┌──
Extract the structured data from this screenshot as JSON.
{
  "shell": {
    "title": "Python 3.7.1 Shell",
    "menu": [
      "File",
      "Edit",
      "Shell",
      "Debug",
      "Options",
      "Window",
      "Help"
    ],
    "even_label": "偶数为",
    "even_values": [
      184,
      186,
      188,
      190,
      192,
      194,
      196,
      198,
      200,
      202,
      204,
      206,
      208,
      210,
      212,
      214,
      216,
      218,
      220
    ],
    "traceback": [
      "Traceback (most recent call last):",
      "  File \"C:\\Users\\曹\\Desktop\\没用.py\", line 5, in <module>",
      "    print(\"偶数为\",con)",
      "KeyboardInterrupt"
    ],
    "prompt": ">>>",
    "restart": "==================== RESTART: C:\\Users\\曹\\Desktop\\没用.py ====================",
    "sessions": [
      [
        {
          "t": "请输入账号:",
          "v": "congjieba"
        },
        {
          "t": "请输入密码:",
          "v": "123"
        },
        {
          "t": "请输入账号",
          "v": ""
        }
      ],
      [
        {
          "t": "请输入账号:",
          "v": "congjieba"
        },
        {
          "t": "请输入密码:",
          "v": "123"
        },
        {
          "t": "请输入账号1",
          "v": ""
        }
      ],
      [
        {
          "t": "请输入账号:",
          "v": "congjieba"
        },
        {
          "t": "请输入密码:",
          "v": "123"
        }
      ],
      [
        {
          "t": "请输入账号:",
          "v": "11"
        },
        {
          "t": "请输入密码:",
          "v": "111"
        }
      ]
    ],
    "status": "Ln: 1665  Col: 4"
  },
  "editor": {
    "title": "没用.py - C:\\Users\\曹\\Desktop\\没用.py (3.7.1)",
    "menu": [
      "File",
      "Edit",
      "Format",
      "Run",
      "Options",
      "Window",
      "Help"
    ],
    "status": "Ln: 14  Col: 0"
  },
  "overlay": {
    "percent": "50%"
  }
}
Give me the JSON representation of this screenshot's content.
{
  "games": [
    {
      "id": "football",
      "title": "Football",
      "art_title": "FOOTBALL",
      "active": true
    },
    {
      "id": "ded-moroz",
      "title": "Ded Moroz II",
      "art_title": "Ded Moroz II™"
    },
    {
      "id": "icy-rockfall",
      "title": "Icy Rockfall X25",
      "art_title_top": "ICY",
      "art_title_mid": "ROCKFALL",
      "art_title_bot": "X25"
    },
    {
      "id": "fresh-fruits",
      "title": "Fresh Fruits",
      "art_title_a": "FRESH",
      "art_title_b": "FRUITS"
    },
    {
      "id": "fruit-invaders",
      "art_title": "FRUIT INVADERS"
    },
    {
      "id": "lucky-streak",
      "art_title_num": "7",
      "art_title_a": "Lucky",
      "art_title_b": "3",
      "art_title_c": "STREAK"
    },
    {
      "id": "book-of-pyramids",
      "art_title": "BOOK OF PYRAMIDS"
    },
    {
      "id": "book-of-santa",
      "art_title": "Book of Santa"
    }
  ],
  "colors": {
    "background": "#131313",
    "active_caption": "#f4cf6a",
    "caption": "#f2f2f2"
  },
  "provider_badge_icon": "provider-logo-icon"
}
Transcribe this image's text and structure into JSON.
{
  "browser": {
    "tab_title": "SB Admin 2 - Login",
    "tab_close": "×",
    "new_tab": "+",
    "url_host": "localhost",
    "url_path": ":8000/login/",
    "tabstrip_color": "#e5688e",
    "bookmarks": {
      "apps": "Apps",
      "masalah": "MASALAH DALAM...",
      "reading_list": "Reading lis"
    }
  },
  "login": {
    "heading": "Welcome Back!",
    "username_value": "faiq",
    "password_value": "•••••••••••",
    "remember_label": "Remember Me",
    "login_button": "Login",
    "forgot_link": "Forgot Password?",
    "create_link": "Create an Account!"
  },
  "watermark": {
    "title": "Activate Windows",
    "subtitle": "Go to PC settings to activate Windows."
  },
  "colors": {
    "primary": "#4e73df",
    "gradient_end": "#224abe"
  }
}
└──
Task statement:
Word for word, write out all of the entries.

Task output:
Extract the structured data from this screenshot as JSON.
{
  "shell": {
    "title": "Python 3.7.1 Shell",
    "menu": [
      "File",
      "Edit",
      "Shell",
      "Debug",
      "Options",
      "Window",
      "Help"
    ],
    "even_label": "偶数为",
    "even_values": [
      184,
      186,
      188,
      190,
      192,
      194,
      196,
      198,
      200,
      202,
      204,
      206,
      208,
      210,
      212,
      214,
      216,
      218,
      220
    ],
    "traceback": [
      "Traceback (most recent call last):",
      "  File \"C:\\Users\\曹\\Desktop\\没用.py\", line 5, in <module>",
      "    print(\"偶数为\",con)",
      "KeyboardInterrupt"
    ],
    "prompt": ">>>",
    "restart": "==================== RESTART: C:\\Users\\曹\\Desktop\\没用.py ====================",
    "sessions": [
      [
        {
          "t": "请输入账号:",
          "v": "congjieba"
        },
        {
          "t": "请输入密码:",
          "v": "123"
        },
        {
          "t": "请输入账号",
          "v": ""
        }
      ],
      [
        {
          "t": "请输入账号:",
          "v": "congjieba"
        },
        {
          "t": "请输入密码:",
          "v": "123"
        },
        {
          "t": "请输入账号1",
          "v": ""
        }
      ],
      [
        {
          "t": "请输入账号:",
          "v": "congjieba"
        },
        {
          "t": "请输入密码:",
          "v": "123"
        }
      ],
      [
        {
          "t": "请输入账号:",
          "v": "11"
        },
        {
          "t": "请输入密码:",
          "v": "111"
        }
      ]
    ],
    "status": "Ln: 1665  Col: 4"
  },
  "editor": {
    "title": "没用.py - C:\\Users\\曹\\Desktop\\没用.py (3.7.1)",
    "menu": [
      "File",
      "Edit",
      "Format",
      "Run",
      "Options",
      "Window",
      "Help"
    ],
    "status": "Ln: 14  Col: 0"
  },
  "overlay": {
    "percent": "50%"
  }
}
Give me the JSON representation of this screenshot's content.
{
  "games": [
    {
      "id": "football",
      "title": "Football",
      "art_title": "FOOTBALL",
      "active": true
    },
    {
      "id": "ded-moroz",
      "title": "Ded Moroz II",
      "art_title": "Ded Moroz II™"
    },
    {
      "id": "icy-rockfall",
      "title": "Icy Rockfall X25",
      "art_title_top": "ICY",
      "art_title_mid": "ROCKFALL",
      "art_title_bot": "X25"
    },
    {
      "id": "fresh-fruits",
      "title": "Fresh Fruits",
      "art_title_a": "FRESH",
      "art_title_b": "FRUITS"
    },
    {
      "id": "fruit-invaders",
      "art_title": "FRUIT INVADERS"
    },
    {
      "id": "lucky-streak",
      "art_title_num": "7",
      "art_title_a": "Lucky",
      "art_title_b": "3",
      "art_title_c": "STREAK"
    },
    {
      "id": "book-of-pyramids",
      "art_title": "BOOK OF PYRAMIDS"
    },
    {
      "id": "book-of-santa",
      "art_title": "Book of Santa"
    }
  ],
  "colors": {
    "background": "#131313",
    "active_caption": "#f4cf6a",
    "caption": "#f2f2f2"
  },
  "provider_badge_icon": "provider-logo-icon"
}
Transcribe this image's text and structure into JSON.
{
  "browser": {
    "tab_title": "SB Admin 2 - Login",
    "tab_close": "×",
    "new_tab": "+",
    "url_host": "localhost",
    "url_path": ":8000/login/",
    "tabstrip_color": "#e5688e",
    "bookmarks": {
      "apps": "Apps",
      "masalah": "MASALAH DALAM...",
      "reading_list": "Reading lis"
    }
  },
  "login": {
    "heading": "Welcome Back!",
    "username_value": "faiq",
    "password_value": "•••••••••••",
    "remember_label": "Remember Me",
    "login_button": "Login",
    "forgot_link": "Forgot Password?",
    "create_link": "Create an Account!"
  },
  "watermark": {
    "title": "Activate Windows",
    "subtitle": "Go to PC settings to activate Windows."
  },
  "colors": {
    "primary": "#4e73df",
    "gradient_end": "#224abe"
  }
}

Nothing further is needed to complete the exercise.